Frimpong-Boakeng, K, Warnecke, H, Schuler, S, et al Transposition of the greater omentum for the management of mediastinal infection following orthotopic heart transplantation: a case reportJ Heart Transplant1986;5,330-331. [PubMed]
 
Wornom, IL, Maragh, H, Pozez, A, et al Use of the omentum in the management of sternal wound infection after cardiac transplantation.Plast Reconstr Surg1995;95,697-702. [PubMed]
 
Krabatsch, T, Fleck, E, Hetzer, R Treating poststernotomy mediastinitis by transposition of the greater omentum: late angiographic findingsJ Card Surg1995;10,46-51. [PubMed]
 
Karwande, SV, Ensley, RD, Renlund, DG, et al Cardiac retransplantation: a viable option?Ann Thorac Surg1992;54,840-845. [PubMed]
 

Figures

Tables

References

Karwande, SV, Renlund, DG, Olsen, SL, et al (1992) Mediastinitis in heart transplantation.Ann Thorac Surg54,1039-1045. [PubMed] [CrossRef]
 
Frimpong-Boakeng, K, Warnecke, H, Schuler, S, et al Transposition of the greater omentum for the management of mediastinal infection following orthotopic heart transplantation: a case reportJ Heart Transplant1986;5,330-331. [PubMed]
 
Wornom, IL, Maragh, H, Pozez, A, et al Use of the omentum in the management of sternal wound infection after cardiac transplantation.Plast Reconstr Surg1995;95,697-702. [PubMed]
 
Krabatsch, T, Fleck, E, Hetzer, R Treating poststernotomy mediastinitis by transposition of the greater omentum: late angiographic findingsJ Card Surg1995;10,46-51. [PubMed]
 
Karwande, SV, Ensley, RD, Renlund, DG, et al Cardiac retransplantation: a viable option?Ann Thorac Surg1992;54,840-845. [PubMed]
 
NOTE:
Citing articles are presented as examples only. In non-demo SCM6 implementation, integration with CrossRef’s "Cited By" API will populate this tab (http://www.crossref.org/citedby.html).

Some tools below are only available to our subscribers or users with an online account.

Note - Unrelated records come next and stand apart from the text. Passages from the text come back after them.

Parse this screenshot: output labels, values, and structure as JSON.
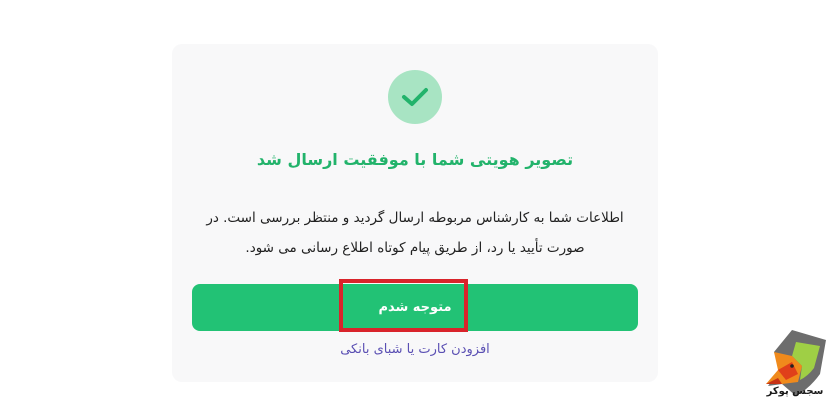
{
  "dialog": {
    "title": "تصویر هویتی شما با موفقیت ارسال شد",
    "message_line1": "اطلاعات شما به کارشناس مربوطه ارسال گردید و منتظر بررسی است. در",
    "message_line2": "صورت تأیید یا رد، از طریق پیام کوتاه اطلاع رسانی می شود.",
    "confirm_label": "متوجه شدم",
    "bank_link_label": "افزودن کارت یا شبای بانکی"
  },
  "watermark": {
    "text": "سجس پوکر"
  },
  "icons": {
    "success": "check-icon",
    "logo": "fox-logo-icon"
  },
  "colors": {
    "accent": "#22c275",
    "title": "#22b36b",
    "check_bg": "#a8e4c3",
    "link": "#5a4fb3",
    "highlight": "#d9242b",
    "card_bg": "#f8f8f9"
  }
}
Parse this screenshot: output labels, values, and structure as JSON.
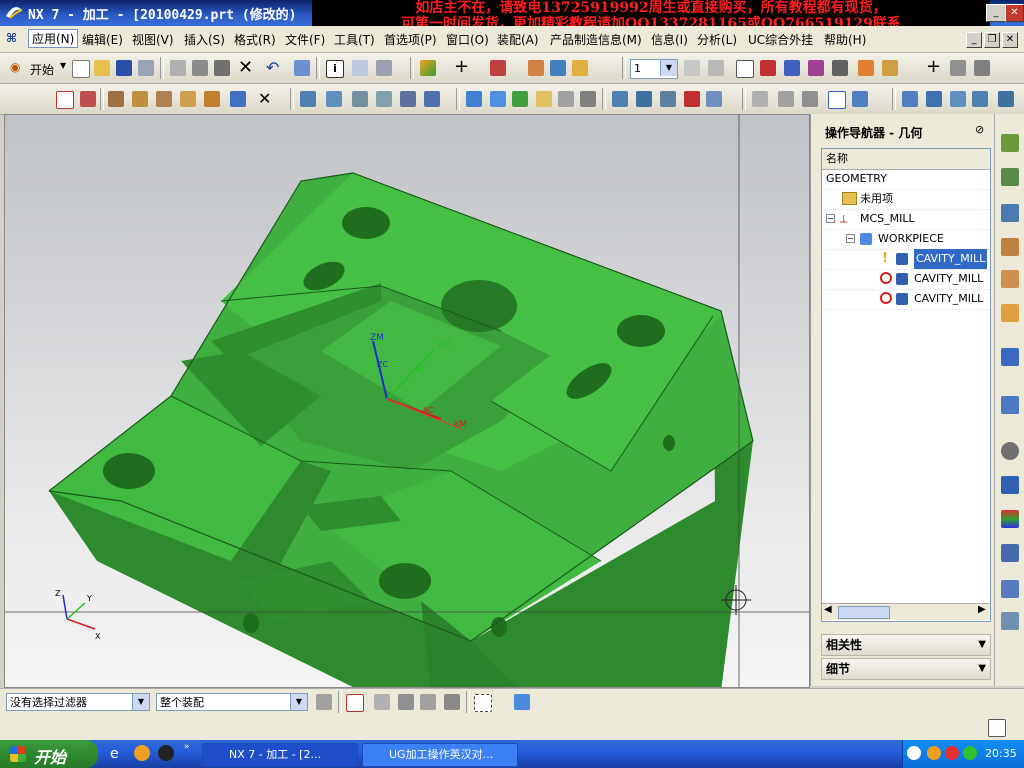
{
  "window": {
    "title": "NX 7 - 加工 - [20100429.prt  (修改的)"
  },
  "promo": {
    "line1": "如店主不在，请致电13725919992周生或直接购买，所有教程都有现货，",
    "line2": "可第一时间发货，更加精彩教程请加QQ1337281165或QQ766519129联系"
  },
  "menu": [
    "应用(N)",
    "编辑(E)",
    "视图(V)",
    "插入(S)",
    "格式(R)",
    "文件(F)",
    "工具(T)",
    "首选项(P)",
    "窗口(O)",
    "装配(A)",
    "产品制造信息(M)",
    "信息(I)",
    "分析(L)",
    "UC综合外挂",
    "帮助(H)"
  ],
  "toolbar": {
    "start_label": "开始",
    "layer_value": "1"
  },
  "viewport": {
    "triad": [
      "ZM",
      "YM",
      "XM",
      "ZC",
      "YC",
      "XC"
    ],
    "corner_axes": [
      "Z",
      "Y",
      "X"
    ],
    "model_color": "#3fb03f"
  },
  "navigator": {
    "title": "操作导航器 - 几何",
    "column": "名称",
    "rows": [
      {
        "label": "GEOMETRY",
        "indent": 0
      },
      {
        "label": "未用项",
        "indent": 1
      },
      {
        "label": "MCS_MILL",
        "indent": 1
      },
      {
        "label": "WORKPIECE",
        "indent": 2
      },
      {
        "label": "CAVITY_MILL",
        "indent": 3,
        "status": "warning",
        "selected": true
      },
      {
        "label": "CAVITY_MILL",
        "indent": 3,
        "status": "error"
      },
      {
        "label": "CAVITY_MILL",
        "indent": 3,
        "status": "error"
      }
    ],
    "panels": [
      "相关性",
      "细节"
    ]
  },
  "statusbar": {
    "filter": "没有选择过滤器",
    "scope": "整个装配"
  },
  "taskbar": {
    "start": "开始",
    "tasks": [
      "NX 7 - 加工 - [2...",
      "UG加工操作英汉对..."
    ],
    "time": "20:35"
  },
  "colors": {
    "title": "#0a246a",
    "promo_text": "#ff1e1e",
    "selection": "#3169c6",
    "model": "#3fb03f"
  }
}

Related Content

Customize your page view by dragging & repositioning the boxes below.

  • CHEST Journal
    Print ISSN: 0012-3692
    Online ISSN: 1931-3543